> **Aim of the task**
For this task, output every entry below exactly and omit the pictures.

-------

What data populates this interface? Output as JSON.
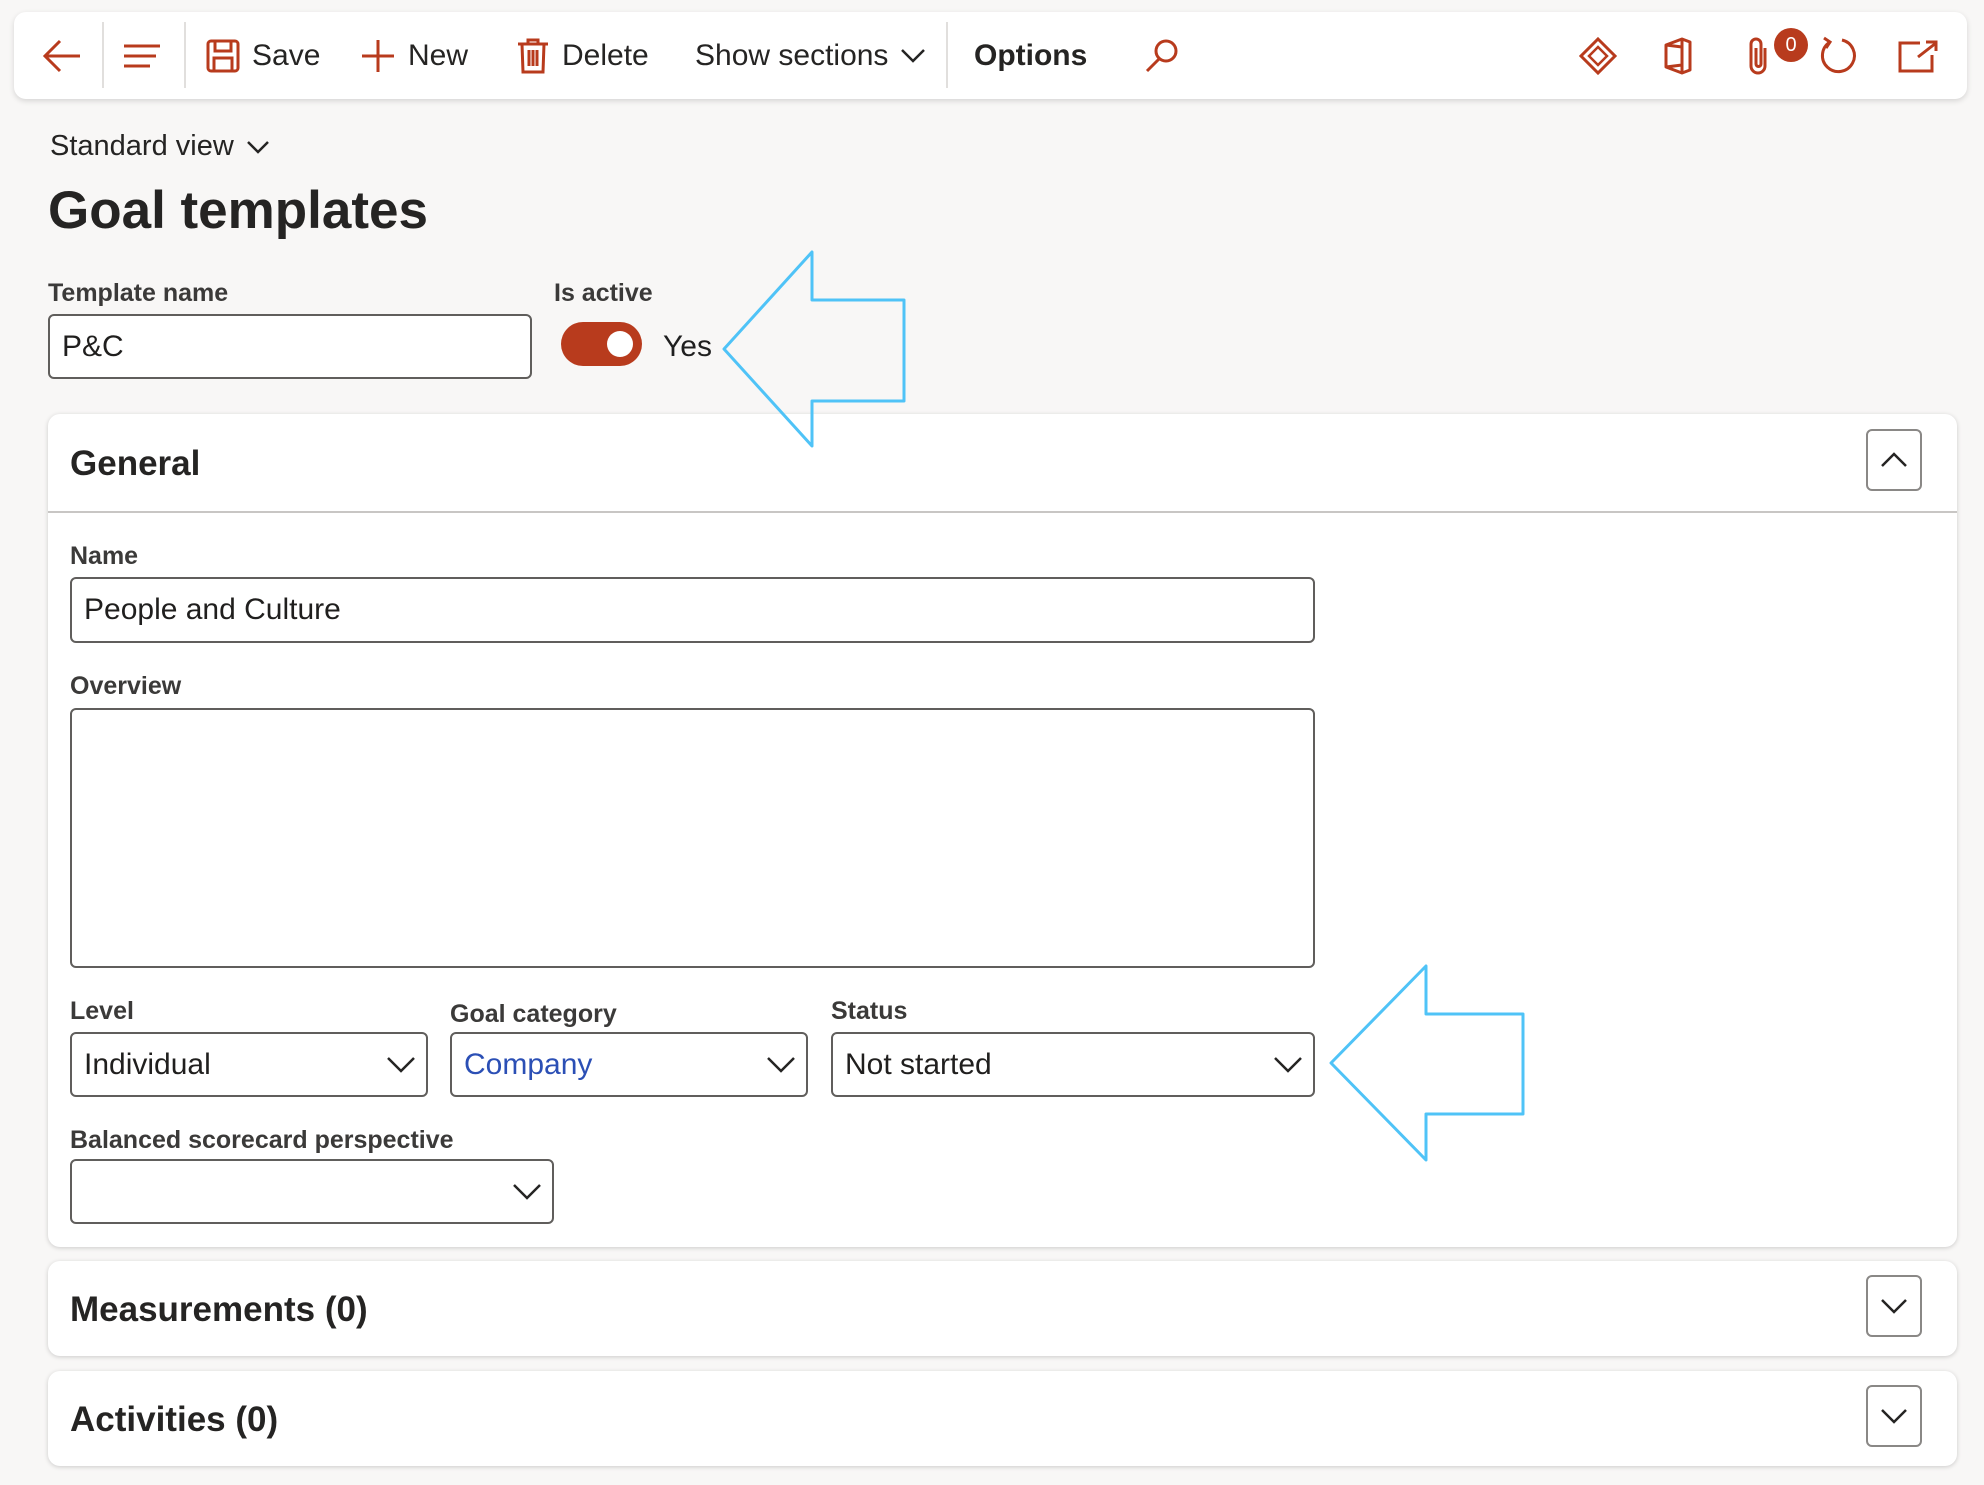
{
  "toolbar": {
    "save": "Save",
    "new": "New",
    "delete": "Delete",
    "show_sections": "Show sections",
    "options": "Options",
    "attachments_count": "0"
  },
  "header": {
    "view": "Standard view",
    "title": "Goal templates"
  },
  "template": {
    "name_label": "Template name",
    "name_value": "P&C",
    "active_label": "Is active",
    "active_value": "Yes"
  },
  "general": {
    "title": "General",
    "name_label": "Name",
    "name_value": "People and Culture",
    "overview_label": "Overview",
    "overview_value": "",
    "level_label": "Level",
    "level_value": "Individual",
    "category_label": "Goal category",
    "category_value": "Company",
    "status_label": "Status",
    "status_value": "Not started",
    "bsc_label": "Balanced scorecard perspective",
    "bsc_value": ""
  },
  "measurements": {
    "title": "Measurements (0)"
  },
  "activities": {
    "title": "Activities (0)"
  },
  "colors": {
    "accent": "#b83b1d",
    "link": "#2b4fb5",
    "annotation_arrow": "#4fc3f7"
  }
}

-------

> **Answer section**
What data populates this interface? Output as JSON.
{
  "toolbar": {
    "save": "Save",
    "new": "New",
    "delete": "Delete",
    "show_sections": "Show sections",
    "options": "Options",
    "attachments_count": "0"
  },
  "header": {
    "view": "Standard view",
    "title": "Goal templates"
  },
  "template": {
    "name_label": "Template name",
    "name_value": "P&C",
    "active_label": "Is active",
    "active_value": "Yes"
  },
  "general": {
    "title": "General",
    "name_label": "Name",
    "name_value": "People and Culture",
    "overview_label": "Overview",
    "overview_value": "",
    "level_label": "Level",
    "level_value": "Individual",
    "category_label": "Goal category",
    "category_value": "Company",
    "status_label": "Status",
    "status_value": "Not started",
    "bsc_label": "Balanced scorecard perspective",
    "bsc_value": ""
  },
  "measurements": {
    "title": "Measurements (0)"
  },
  "activities": {
    "title": "Activities (0)"
  },
  "colors": {
    "accent": "#b83b1d",
    "link": "#2b4fb5",
    "annotation_arrow": "#4fc3f7"
  }
}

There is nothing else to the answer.